Open Source, IBM s, IBM no – Macitynet.it
In September 1999 IBM announced its support for Linux; in October 2000 IBM supported a colossal reunification of the operating systems of its servers under the sign of the penguin.
Today there is no modern IBM hardware that Linux cannot run on.
So all roses and flowers?
Not according to Bruce Perens, senior strategist for Linux and Open Source in HP, who claims that IBM's intellectual property policy is contrary to open source and may make Linux diverge from GPL orthodoxy.
Contrary to this, Eric Raymond, founder of the Open Source Initiative and author of the well-known "The Cathedral and the Bazaar", who stresses that having the computer giant on his side has made it possible to convince many companies of the seriousness of Linux.
Recall that a very similar controversy arose in the first days of Apple's announcement of the adoption of the open source policy.

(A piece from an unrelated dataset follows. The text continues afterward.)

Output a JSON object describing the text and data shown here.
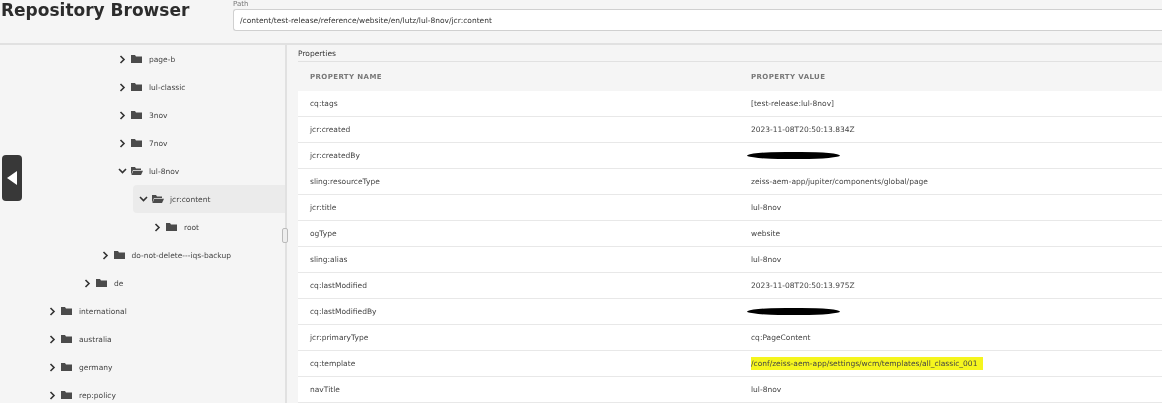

Many of the exponents of the movement contested the decision by Cupertino thinking that on the one hand the license to use Darwin was not in the "real" spirit of open source and on the other that a multinational like Apple could in no way return to benefit of the movement
Even then Raymond took the side of Apple by publishing articles in defense of his choice.
Later and more recently Raymond then retracted his support, stating that Apple's policy for Darwin's open source development was too restrictive.